Copy the data exactly, pictures aside.

..........

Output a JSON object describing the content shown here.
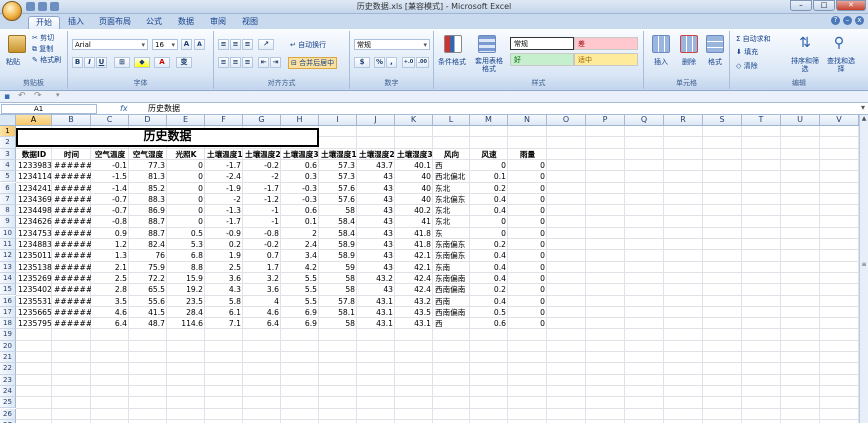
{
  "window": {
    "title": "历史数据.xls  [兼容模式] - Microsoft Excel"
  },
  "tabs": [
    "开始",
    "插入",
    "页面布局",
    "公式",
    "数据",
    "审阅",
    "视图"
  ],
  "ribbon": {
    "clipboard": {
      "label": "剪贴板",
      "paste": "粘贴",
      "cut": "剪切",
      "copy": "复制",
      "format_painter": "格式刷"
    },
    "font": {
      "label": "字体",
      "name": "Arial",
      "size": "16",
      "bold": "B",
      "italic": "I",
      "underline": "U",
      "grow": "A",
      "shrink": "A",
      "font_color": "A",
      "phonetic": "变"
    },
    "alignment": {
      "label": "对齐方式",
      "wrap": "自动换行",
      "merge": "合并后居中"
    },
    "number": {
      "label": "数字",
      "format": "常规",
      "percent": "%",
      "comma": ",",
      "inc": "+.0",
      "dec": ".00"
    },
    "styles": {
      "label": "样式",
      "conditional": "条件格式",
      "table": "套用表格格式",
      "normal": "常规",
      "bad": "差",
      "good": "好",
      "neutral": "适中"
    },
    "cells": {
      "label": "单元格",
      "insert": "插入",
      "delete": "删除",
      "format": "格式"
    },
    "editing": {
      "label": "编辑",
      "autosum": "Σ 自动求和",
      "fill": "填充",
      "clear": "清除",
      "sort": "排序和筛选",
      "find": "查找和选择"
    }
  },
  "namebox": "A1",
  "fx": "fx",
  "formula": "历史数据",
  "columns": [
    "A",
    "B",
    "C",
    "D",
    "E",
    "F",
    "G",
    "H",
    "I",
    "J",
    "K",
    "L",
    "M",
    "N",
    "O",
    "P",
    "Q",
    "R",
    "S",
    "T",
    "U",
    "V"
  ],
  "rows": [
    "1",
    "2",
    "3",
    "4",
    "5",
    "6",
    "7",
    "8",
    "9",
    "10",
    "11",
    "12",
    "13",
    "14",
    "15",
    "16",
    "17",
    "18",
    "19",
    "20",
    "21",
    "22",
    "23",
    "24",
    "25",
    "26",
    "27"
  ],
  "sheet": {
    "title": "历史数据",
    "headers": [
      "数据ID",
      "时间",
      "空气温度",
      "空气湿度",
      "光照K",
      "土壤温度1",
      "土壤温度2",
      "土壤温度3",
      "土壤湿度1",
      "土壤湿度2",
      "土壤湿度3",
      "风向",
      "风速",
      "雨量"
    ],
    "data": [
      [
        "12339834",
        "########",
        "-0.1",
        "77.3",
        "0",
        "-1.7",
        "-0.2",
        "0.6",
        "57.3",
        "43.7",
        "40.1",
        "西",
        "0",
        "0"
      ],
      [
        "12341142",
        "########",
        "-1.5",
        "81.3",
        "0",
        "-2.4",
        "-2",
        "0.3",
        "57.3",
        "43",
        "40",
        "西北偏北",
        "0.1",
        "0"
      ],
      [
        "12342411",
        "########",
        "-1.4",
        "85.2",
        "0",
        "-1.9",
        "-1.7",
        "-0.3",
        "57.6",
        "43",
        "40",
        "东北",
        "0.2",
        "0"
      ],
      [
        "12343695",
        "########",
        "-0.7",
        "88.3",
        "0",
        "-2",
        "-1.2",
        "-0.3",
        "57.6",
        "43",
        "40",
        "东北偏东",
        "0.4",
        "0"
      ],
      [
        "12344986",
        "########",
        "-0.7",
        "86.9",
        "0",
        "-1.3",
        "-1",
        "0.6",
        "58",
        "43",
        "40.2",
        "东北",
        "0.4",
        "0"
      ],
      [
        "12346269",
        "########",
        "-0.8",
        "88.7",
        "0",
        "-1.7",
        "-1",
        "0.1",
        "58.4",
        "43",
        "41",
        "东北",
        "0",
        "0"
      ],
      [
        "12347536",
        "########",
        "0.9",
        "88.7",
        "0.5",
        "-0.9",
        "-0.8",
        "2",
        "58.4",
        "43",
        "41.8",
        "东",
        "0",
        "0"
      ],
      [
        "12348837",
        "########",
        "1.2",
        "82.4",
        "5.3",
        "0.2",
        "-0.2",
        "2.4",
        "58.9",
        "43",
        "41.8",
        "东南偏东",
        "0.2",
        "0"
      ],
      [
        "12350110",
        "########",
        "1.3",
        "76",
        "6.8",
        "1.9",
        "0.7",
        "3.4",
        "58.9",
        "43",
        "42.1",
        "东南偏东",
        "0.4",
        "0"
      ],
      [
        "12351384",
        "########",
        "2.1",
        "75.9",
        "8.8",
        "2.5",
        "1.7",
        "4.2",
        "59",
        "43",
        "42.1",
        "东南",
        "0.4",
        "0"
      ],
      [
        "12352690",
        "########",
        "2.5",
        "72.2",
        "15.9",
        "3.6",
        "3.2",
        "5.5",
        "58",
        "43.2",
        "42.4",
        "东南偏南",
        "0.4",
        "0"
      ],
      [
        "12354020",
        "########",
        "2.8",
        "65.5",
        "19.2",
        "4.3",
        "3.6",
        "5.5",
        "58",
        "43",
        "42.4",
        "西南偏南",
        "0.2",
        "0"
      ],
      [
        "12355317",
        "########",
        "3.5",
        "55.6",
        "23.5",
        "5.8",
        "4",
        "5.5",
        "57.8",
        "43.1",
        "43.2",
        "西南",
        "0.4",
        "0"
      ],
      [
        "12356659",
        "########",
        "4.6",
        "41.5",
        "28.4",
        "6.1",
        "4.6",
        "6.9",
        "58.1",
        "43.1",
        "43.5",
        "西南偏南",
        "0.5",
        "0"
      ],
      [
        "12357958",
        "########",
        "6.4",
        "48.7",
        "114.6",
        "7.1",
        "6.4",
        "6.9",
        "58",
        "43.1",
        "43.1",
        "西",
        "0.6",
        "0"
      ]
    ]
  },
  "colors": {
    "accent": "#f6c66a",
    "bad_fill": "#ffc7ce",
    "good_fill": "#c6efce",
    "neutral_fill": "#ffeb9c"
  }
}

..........

**TASK ANSWER:**
Output a JSON object describing the content shown here.
{
  "window": {
    "title": "历史数据.xls  [兼容模式] - Microsoft Excel"
  },
  "tabs": [
    "开始",
    "插入",
    "页面布局",
    "公式",
    "数据",
    "审阅",
    "视图"
  ],
  "ribbon": {
    "clipboard": {
      "label": "剪贴板",
      "paste": "粘贴",
      "cut": "剪切",
      "copy": "复制",
      "format_painter": "格式刷"
    },
    "font": {
      "label": "字体",
      "name": "Arial",
      "size": "16",
      "bold": "B",
      "italic": "I",
      "underline": "U",
      "grow": "A",
      "shrink": "A",
      "font_color": "A",
      "phonetic": "变"
    },
    "alignment": {
      "label": "对齐方式",
      "wrap": "自动换行",
      "merge": "合并后居中"
    },
    "number": {
      "label": "数字",
      "format": "常规",
      "percent": "%",
      "comma": ",",
      "inc": "+.0",
      "dec": ".00"
    },
    "styles": {
      "label": "样式",
      "conditional": "条件格式",
      "table": "套用表格格式",
      "normal": "常规",
      "bad": "差",
      "good": "好",
      "neutral": "适中"
    },
    "cells": {
      "label": "单元格",
      "insert": "插入",
      "delete": "删除",
      "format": "格式"
    },
    "editing": {
      "label": "编辑",
      "autosum": "Σ 自动求和",
      "fill": "填充",
      "clear": "清除",
      "sort": "排序和筛选",
      "find": "查找和选择"
    }
  },
  "namebox": "A1",
  "fx": "fx",
  "formula": "历史数据",
  "columns": [
    "A",
    "B",
    "C",
    "D",
    "E",
    "F",
    "G",
    "H",
    "I",
    "J",
    "K",
    "L",
    "M",
    "N",
    "O",
    "P",
    "Q",
    "R",
    "S",
    "T",
    "U",
    "V"
  ],
  "rows": [
    "1",
    "2",
    "3",
    "4",
    "5",
    "6",
    "7",
    "8",
    "9",
    "10",
    "11",
    "12",
    "13",
    "14",
    "15",
    "16",
    "17",
    "18",
    "19",
    "20",
    "21",
    "22",
    "23",
    "24",
    "25",
    "26",
    "27"
  ],
  "sheet": {
    "title": "历史数据",
    "headers": [
      "数据ID",
      "时间",
      "空气温度",
      "空气湿度",
      "光照K",
      "土壤温度1",
      "土壤温度2",
      "土壤温度3",
      "土壤湿度1",
      "土壤湿度2",
      "土壤湿度3",
      "风向",
      "风速",
      "雨量"
    ],
    "data": [
      [
        "12339834",
        "########",
        "-0.1",
        "77.3",
        "0",
        "-1.7",
        "-0.2",
        "0.6",
        "57.3",
        "43.7",
        "40.1",
        "西",
        "0",
        "0"
      ],
      [
        "12341142",
        "########",
        "-1.5",
        "81.3",
        "0",
        "-2.4",
        "-2",
        "0.3",
        "57.3",
        "43",
        "40",
        "西北偏北",
        "0.1",
        "0"
      ],
      [
        "12342411",
        "########",
        "-1.4",
        "85.2",
        "0",
        "-1.9",
        "-1.7",
        "-0.3",
        "57.6",
        "43",
        "40",
        "东北",
        "0.2",
        "0"
      ],
      [
        "12343695",
        "########",
        "-0.7",
        "88.3",
        "0",
        "-2",
        "-1.2",
        "-0.3",
        "57.6",
        "43",
        "40",
        "东北偏东",
        "0.4",
        "0"
      ],
      [
        "12344986",
        "########",
        "-0.7",
        "86.9",
        "0",
        "-1.3",
        "-1",
        "0.6",
        "58",
        "43",
        "40.2",
        "东北",
        "0.4",
        "0"
      ],
      [
        "12346269",
        "########",
        "-0.8",
        "88.7",
        "0",
        "-1.7",
        "-1",
        "0.1",
        "58.4",
        "43",
        "41",
        "东北",
        "0",
        "0"
      ],
      [
        "12347536",
        "########",
        "0.9",
        "88.7",
        "0.5",
        "-0.9",
        "-0.8",
        "2",
        "58.4",
        "43",
        "41.8",
        "东",
        "0",
        "0"
      ],
      [
        "12348837",
        "########",
        "1.2",
        "82.4",
        "5.3",
        "0.2",
        "-0.2",
        "2.4",
        "58.9",
        "43",
        "41.8",
        "东南偏东",
        "0.2",
        "0"
      ],
      [
        "12350110",
        "########",
        "1.3",
        "76",
        "6.8",
        "1.9",
        "0.7",
        "3.4",
        "58.9",
        "43",
        "42.1",
        "东南偏东",
        "0.4",
        "0"
      ],
      [
        "12351384",
        "########",
        "2.1",
        "75.9",
        "8.8",
        "2.5",
        "1.7",
        "4.2",
        "59",
        "43",
        "42.1",
        "东南",
        "0.4",
        "0"
      ],
      [
        "12352690",
        "########",
        "2.5",
        "72.2",
        "15.9",
        "3.6",
        "3.2",
        "5.5",
        "58",
        "43.2",
        "42.4",
        "东南偏南",
        "0.4",
        "0"
      ],
      [
        "12354020",
        "########",
        "2.8",
        "65.5",
        "19.2",
        "4.3",
        "3.6",
        "5.5",
        "58",
        "43",
        "42.4",
        "西南偏南",
        "0.2",
        "0"
      ],
      [
        "12355317",
        "########",
        "3.5",
        "55.6",
        "23.5",
        "5.8",
        "4",
        "5.5",
        "57.8",
        "43.1",
        "43.2",
        "西南",
        "0.4",
        "0"
      ],
      [
        "12356659",
        "########",
        "4.6",
        "41.5",
        "28.4",
        "6.1",
        "4.6",
        "6.9",
        "58.1",
        "43.1",
        "43.5",
        "西南偏南",
        "0.5",
        "0"
      ],
      [
        "12357958",
        "########",
        "6.4",
        "48.7",
        "114.6",
        "7.1",
        "6.4",
        "6.9",
        "58",
        "43.1",
        "43.1",
        "西",
        "0.6",
        "0"
      ]
    ]
  },
  "colors": {
    "accent": "#f6c66a",
    "bad_fill": "#ffc7ce",
    "good_fill": "#c6efce",
    "neutral_fill": "#ffeb9c"
  }
}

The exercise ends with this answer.